What Makes Me Faint

Now, I don't want you thinking that I faint willy-nilly. The sight of blood, even my own, doesn't make me weak in the knees. Neither do dead bodies -- I see 3-5 cadavers every year as a police chaplain.

No, I faint in very specific circumstances: in a clinical setting, when a physician is describing the internal functions of my body, usually accompanied by a drawing or x-ray.

It first happened in college. I had reffed a hockey tournament that had me skating 14 hours a day for three days straight. By the end of the tourney, I couldn't even walk. I went to the college infirmary and was told I has severe tendinitis in both ankles, and, as the doc drew pictures of my tendons on that white paper they pull over the exam table, I went down. This week, it happened as soon as he popped the x-rays of my knee on the light box.

I also occasionally faint at the sight of really bad theology.

Wednesday, December 13, 2006

Second Opinion

So, my brother, the doc, tells me that when I faint in doctor's offices, it's not a fight-or-flight response. That's a sympathetic response that sends blood to the extremities that need it. Instead, I'm having a vasovagal reaction, which is a rapid drop in blood pressure connected to the parasympathetic nervous system.

Then he told me I'm a wus. I think that's a clinical term.

The Verdict

Torn medial meniscus, requiring arthroscopic surgery.

Also confirmed: I suffer from white coat syndrome, which means I faint when doctors start drawing pictures of my broken body parts. It hasn't happened since 1990, but it happened today. The doc said, "That's the fight-or-flight response, and your body is choosing flight."

Wednesday, December 06, 2006

Listen to Pete Rollins and Support Dreamers

Go here if you're interested in buying a lecture by Pete Rollins -- your purchase supports a great minitry in Ireland called Dreamers of the Day.

Tuesday, December 05, 2006

I Am (Not) as Smart as Peter Rollins

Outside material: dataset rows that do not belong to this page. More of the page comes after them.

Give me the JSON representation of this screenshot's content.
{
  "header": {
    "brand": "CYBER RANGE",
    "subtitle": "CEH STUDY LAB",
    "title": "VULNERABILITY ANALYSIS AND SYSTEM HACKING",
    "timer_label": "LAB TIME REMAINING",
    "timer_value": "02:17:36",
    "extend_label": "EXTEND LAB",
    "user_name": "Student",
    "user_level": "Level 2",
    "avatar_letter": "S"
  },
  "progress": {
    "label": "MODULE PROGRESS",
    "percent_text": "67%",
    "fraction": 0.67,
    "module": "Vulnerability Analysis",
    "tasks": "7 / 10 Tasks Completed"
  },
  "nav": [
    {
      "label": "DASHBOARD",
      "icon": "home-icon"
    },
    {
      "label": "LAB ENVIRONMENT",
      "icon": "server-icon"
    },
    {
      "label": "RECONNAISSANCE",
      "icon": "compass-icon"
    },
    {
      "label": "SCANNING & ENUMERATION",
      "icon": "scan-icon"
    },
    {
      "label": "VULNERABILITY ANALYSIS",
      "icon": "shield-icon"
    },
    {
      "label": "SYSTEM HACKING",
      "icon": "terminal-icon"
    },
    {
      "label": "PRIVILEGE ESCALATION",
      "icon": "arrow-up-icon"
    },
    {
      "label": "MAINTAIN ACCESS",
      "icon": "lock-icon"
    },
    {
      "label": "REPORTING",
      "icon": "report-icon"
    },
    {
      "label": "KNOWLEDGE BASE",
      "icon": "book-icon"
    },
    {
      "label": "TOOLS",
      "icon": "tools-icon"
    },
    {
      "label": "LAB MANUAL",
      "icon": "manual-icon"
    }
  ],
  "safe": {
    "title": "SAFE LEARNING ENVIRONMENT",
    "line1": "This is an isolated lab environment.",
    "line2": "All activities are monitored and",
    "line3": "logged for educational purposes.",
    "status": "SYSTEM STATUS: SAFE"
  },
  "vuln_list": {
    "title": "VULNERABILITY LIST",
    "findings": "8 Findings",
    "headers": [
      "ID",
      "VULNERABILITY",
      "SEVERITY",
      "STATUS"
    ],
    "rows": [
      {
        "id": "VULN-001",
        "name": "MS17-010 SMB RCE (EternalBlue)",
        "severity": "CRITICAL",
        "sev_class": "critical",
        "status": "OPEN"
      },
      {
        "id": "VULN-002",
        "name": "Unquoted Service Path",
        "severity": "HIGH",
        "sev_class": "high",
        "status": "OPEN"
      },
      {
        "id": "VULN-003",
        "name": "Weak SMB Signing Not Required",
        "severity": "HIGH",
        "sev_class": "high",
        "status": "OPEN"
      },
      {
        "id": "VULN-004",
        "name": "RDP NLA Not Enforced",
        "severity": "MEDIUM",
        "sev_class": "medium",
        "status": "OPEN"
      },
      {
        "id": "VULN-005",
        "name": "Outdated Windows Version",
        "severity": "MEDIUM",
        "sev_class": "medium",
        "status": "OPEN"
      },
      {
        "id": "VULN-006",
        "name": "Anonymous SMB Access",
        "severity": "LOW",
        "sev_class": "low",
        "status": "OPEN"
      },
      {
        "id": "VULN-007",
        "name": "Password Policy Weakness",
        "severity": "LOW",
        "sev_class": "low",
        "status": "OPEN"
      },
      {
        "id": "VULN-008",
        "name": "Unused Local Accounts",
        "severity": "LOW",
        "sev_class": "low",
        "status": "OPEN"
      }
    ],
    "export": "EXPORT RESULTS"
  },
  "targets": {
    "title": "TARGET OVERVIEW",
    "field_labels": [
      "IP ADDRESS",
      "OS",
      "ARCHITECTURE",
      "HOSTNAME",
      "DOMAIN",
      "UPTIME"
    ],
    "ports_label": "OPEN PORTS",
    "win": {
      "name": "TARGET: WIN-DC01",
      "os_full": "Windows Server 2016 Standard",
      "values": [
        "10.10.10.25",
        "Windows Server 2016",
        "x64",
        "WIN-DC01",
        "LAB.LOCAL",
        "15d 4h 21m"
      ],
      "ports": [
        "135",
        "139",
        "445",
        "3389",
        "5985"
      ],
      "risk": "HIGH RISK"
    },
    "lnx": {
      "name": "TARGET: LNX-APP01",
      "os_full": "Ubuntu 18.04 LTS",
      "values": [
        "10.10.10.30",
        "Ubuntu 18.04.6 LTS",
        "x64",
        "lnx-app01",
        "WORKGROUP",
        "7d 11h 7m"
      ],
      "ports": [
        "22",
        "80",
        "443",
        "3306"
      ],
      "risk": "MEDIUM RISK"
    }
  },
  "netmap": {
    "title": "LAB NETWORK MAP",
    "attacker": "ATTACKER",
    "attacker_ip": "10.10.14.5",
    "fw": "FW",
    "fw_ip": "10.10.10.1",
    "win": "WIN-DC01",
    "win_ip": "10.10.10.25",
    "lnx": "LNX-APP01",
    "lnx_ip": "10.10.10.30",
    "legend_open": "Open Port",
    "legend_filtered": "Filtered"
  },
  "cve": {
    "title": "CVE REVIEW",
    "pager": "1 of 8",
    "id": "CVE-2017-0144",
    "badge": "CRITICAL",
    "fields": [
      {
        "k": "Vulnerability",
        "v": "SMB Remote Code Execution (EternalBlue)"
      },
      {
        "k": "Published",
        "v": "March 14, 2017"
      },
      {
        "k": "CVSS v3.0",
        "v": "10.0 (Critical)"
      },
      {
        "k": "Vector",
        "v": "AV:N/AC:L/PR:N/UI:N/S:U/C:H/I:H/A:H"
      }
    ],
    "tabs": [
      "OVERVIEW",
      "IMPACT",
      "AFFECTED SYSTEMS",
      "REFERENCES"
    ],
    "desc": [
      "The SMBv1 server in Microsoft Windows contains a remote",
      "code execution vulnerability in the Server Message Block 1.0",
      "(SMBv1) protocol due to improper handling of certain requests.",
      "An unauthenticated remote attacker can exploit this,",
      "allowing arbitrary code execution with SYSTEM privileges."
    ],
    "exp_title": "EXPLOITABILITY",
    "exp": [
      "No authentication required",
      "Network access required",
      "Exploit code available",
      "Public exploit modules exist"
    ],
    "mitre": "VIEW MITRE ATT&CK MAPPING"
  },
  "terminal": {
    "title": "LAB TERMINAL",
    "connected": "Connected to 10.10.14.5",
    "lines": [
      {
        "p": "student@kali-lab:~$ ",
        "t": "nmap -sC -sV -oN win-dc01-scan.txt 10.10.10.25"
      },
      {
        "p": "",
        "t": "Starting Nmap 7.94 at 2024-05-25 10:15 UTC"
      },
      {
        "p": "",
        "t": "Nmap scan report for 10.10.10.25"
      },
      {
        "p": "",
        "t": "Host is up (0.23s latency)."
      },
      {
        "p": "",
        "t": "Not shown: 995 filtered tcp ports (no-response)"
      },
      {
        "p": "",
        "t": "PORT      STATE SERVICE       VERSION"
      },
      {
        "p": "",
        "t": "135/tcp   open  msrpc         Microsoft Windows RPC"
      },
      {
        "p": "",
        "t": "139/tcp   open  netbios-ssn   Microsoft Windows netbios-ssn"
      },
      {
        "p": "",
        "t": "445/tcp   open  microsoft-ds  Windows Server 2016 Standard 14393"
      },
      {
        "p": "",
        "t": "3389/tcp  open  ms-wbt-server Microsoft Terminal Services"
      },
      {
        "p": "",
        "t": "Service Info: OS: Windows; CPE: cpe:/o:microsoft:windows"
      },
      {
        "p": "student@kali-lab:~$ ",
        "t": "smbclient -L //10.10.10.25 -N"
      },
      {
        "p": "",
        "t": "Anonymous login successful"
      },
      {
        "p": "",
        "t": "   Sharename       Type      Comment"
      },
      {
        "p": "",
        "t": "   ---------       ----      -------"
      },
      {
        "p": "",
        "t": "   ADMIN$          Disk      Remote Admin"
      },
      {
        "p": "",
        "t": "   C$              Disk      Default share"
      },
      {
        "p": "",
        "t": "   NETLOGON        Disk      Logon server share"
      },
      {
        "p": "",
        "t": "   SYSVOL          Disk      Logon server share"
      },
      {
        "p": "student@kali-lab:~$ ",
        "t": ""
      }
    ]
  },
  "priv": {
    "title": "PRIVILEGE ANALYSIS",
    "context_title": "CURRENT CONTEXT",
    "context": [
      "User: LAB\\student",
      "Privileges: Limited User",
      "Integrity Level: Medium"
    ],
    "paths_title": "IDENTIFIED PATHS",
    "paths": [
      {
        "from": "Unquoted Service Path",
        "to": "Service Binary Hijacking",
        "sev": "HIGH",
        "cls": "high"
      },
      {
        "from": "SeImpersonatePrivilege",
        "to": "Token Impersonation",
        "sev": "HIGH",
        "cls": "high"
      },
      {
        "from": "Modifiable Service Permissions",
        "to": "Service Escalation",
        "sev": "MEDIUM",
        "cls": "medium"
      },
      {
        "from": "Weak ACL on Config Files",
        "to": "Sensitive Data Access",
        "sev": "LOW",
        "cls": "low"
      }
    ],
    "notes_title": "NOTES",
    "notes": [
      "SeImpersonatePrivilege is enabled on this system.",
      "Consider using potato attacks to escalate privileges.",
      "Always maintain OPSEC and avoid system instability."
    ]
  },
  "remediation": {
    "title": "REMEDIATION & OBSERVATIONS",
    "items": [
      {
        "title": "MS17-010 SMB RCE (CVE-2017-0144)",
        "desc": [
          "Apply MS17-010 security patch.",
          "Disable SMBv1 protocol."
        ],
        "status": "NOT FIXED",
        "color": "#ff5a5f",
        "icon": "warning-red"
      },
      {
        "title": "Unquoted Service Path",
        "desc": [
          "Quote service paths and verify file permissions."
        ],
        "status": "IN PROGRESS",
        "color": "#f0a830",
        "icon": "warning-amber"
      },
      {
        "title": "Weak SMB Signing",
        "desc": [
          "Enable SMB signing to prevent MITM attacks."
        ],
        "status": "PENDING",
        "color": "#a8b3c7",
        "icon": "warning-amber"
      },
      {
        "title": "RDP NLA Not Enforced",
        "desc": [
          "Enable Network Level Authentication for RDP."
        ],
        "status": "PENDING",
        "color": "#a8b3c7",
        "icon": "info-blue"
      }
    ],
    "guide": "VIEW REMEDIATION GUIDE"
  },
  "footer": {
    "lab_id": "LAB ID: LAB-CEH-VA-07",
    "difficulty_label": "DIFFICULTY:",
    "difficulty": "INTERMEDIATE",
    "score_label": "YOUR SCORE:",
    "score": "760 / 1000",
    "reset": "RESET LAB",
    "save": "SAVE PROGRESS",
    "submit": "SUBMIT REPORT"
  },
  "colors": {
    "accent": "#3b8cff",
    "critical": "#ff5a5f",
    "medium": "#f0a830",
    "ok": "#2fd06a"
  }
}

Sorry to be late to the party on this one, but let me echo the rest of the emergent blogosphere when I proclaim, Pete Rollins's book, How (Not) to Speak of God is the best bloody book yet on the the emerging church!

I had skimmed it before, and I'd read blog posts about it, but I hadn't really delved into it till this weekend. I read it thoroughly because I was tapped to respond to Pete when he spoke at Yale Divinity School on Monday. My response there was mostly fawning, for Pete has written a negative theology for the emerging conversation that is poignant, beautiful, and profound. My main questions were not, "Is this the right direction for us to go?" but, "How will this play at Walmart...and Yale?" Not well, I'm afraid.

It's a short book, and only the first half is theory. The entire second half is liturgies from his community, Ikon, in Belfast. At first, I was skeptical of the liturgies, but I am now convinced that they make the book. I can't describe it. You have to read it, and probably meet Peter, to really get it.

Indeed, I like the book so much that I am making a proclamation:

I will no longer respond to any critics of Emergent
who have not read

How (Not) to Speak of God

If you want to
get the emerging church, read this book.

I've Been Interviewed... a UK-based youth ministry blogger. You can read it here.